Shakur’s third solo album, Me Against the World (1995), features rap clique Dramacydal, reshaping as Outlawz on Shakur’s fourth solo album, and last in his lifetime, All Eyez on Me (1996). At the time of his death, another solo album was already finished. The Don Killuminati: The 7 Day Theory (1996), under the stage name Makaveli, was recorded in one week in August 1996, whereas later posthumous albums are archival productions. Later posthumous albums are R U Still Down? (1997), Greatest Hits (1998), Still I Rise (1999), Until the End of Time (2001), Better Dayz (2002), Loyal to the Game (2004), Pac’s Life (2006).
Tupac Shakur – Rising star
Tupac Shakur’s debut album, 2Pacalypse Now—alluding to the 1979 film Apocalypse Now—arriving in November 1991, would bear three singles. Some prominent rappers—like Nas, Eminem, Game, and Talib Kweli—cite it as an inspiration. Aside from “If My Homie Calls,” the singles “Trapped” and “Brenda’s Got a Baby” poetically depict individual struggles under socioeconomic disadvantage.
US Vice President Dan Quayle partially reacted, “There’s no reason for a record like this to be released. It has no place in our society.” Tupac, finding himself misunderstood, explained, in part, “I just wanted to rap about things that affected young Black males. When I said that, I didn’t know that I was gonna tie myself down to just take all the blunts and hits for all the young Black males, to be the media’s kicking post for young Black males.” In any case, 2Pacalypse Now was certified Gold, half a million copies sold. The album addresses urban Black concerns said to remain relevant to the present day.
Shakur’s second album, Strictly 4 My N.I.G.G.A.Z…, arrived in February 1993. A critical and commercial advance, it debuted at No. 24 on the pop albums chart, the Billboard 200. An overall more hardcore album, it emphasizes Tupac’s sociopolitical views, and has a metallic production quality. It features Ice Cube, the famed primary creator of N.W.A’s “Fuck tha Police,” who, in his own solo albums, had newly gone militantly political, along with L.A.’s original gangsta rapper, Ice-T, who in June 1992 had sparked controversy with his band Body Count’s track “Cop Killer”.

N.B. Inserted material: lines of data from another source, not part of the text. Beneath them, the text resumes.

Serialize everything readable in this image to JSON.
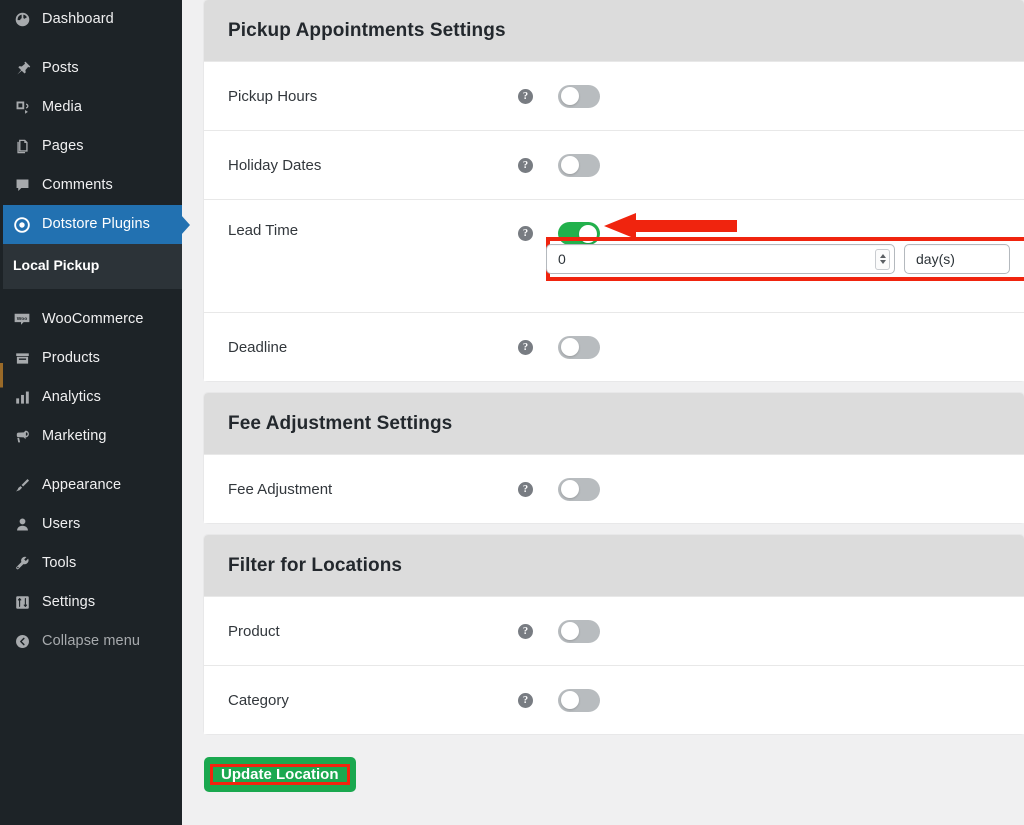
{
  "sidebar": {
    "items": [
      {
        "label": "Dashboard",
        "icon": "dashboard-icon",
        "current": false,
        "dim": false,
        "spacer": false
      },
      {
        "label": "Posts",
        "icon": "pin-icon",
        "current": false,
        "dim": false,
        "spacer": true
      },
      {
        "label": "Media",
        "icon": "media-icon",
        "current": false,
        "dim": false,
        "spacer": false
      },
      {
        "label": "Pages",
        "icon": "pages-icon",
        "current": false,
        "dim": false,
        "spacer": false
      },
      {
        "label": "Comments",
        "icon": "comments-icon",
        "current": false,
        "dim": false,
        "spacer": false
      },
      {
        "label": "Dotstore Plugins",
        "icon": "dotstore-target-icon",
        "current": true,
        "dim": false,
        "spacer": false
      }
    ],
    "submenu": [
      {
        "label": "Local Pickup"
      }
    ],
    "items_lower": [
      {
        "label": "WooCommerce",
        "icon": "woocommerce-icon",
        "current": false,
        "dim": false,
        "spacer": false
      },
      {
        "label": "Products",
        "icon": "products-box-icon",
        "current": false,
        "dim": false,
        "spacer": false
      },
      {
        "label": "Analytics",
        "icon": "analytics-bars-icon",
        "current": false,
        "dim": false,
        "spacer": false
      },
      {
        "label": "Marketing",
        "icon": "megaphone-icon",
        "current": false,
        "dim": false,
        "spacer": false
      },
      {
        "label": "Appearance",
        "icon": "paintbrush-icon",
        "current": false,
        "dim": false,
        "spacer": true
      },
      {
        "label": "Users",
        "icon": "user-icon",
        "current": false,
        "dim": false,
        "spacer": false
      },
      {
        "label": "Tools",
        "icon": "wrench-icon",
        "current": false,
        "dim": false,
        "spacer": false
      },
      {
        "label": "Settings",
        "icon": "settings-sliders-icon",
        "current": false,
        "dim": false,
        "spacer": false
      },
      {
        "label": "Collapse menu",
        "icon": "collapse-arrow-icon",
        "current": false,
        "dim": true,
        "spacer": false
      }
    ]
  },
  "sections": [
    {
      "title": "Pickup Appointments Settings",
      "rows": [
        {
          "label": "Pickup Hours",
          "help": "?",
          "toggle_on": false
        },
        {
          "label": "Holiday Dates",
          "help": "?",
          "toggle_on": false
        },
        {
          "label": "Lead Time",
          "help": "?",
          "toggle_on": true,
          "has_subrow": true
        },
        {
          "label": "Deadline",
          "help": "?",
          "toggle_on": false
        }
      ]
    },
    {
      "title": "Fee Adjustment Settings",
      "rows": [
        {
          "label": "Fee Adjustment",
          "help": "?",
          "toggle_on": false
        }
      ]
    },
    {
      "title": "Filter for Locations",
      "rows": [
        {
          "label": "Product",
          "help": "?",
          "toggle_on": false
        },
        {
          "label": "Category",
          "help": "?",
          "toggle_on": false
        }
      ]
    }
  ],
  "lead_time": {
    "value": "0",
    "placeholder": "0",
    "unit": "day(s)",
    "unit_placeholder": "day(s)"
  },
  "footer": {
    "update_button": "Update Location"
  },
  "colors": {
    "sidebar_bg": "#1d2327",
    "sidebar_current": "#2271b1",
    "submenu_bg": "#2c3338",
    "page_bg": "#f0f0f1",
    "section_header_bg": "#dcdcdc",
    "toggle_on": "#22b14c",
    "toggle_off": "#b8bcbf",
    "highlight_red": "#f0240e",
    "button_green": "#1aa84f"
  }
}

In fact, in its vinyl release, side A, tracks 1 to 8, is labeled the “Black Side,” while side B, tracks 9 to 16, is the “Dark Side.” Nonetheless, the album carries the single “I Get Around,” a party anthem featuring Digital Underground’s Shock G and Money-B, which would render Shakur’s popular breakthrough, reaching No. 11 on the pop singles chart, the Billboard Hot 100. And it carries the optimistic compassion of another hit, “Keep Ya Head Up,” an anthem for women empowerment. This album would be certified Platinum, with a million copies sold. As of 2004, among Shakur albums, including of posthumous and compilation albums, the Strictly album would be 10th in sales, about 1 366 000 copies.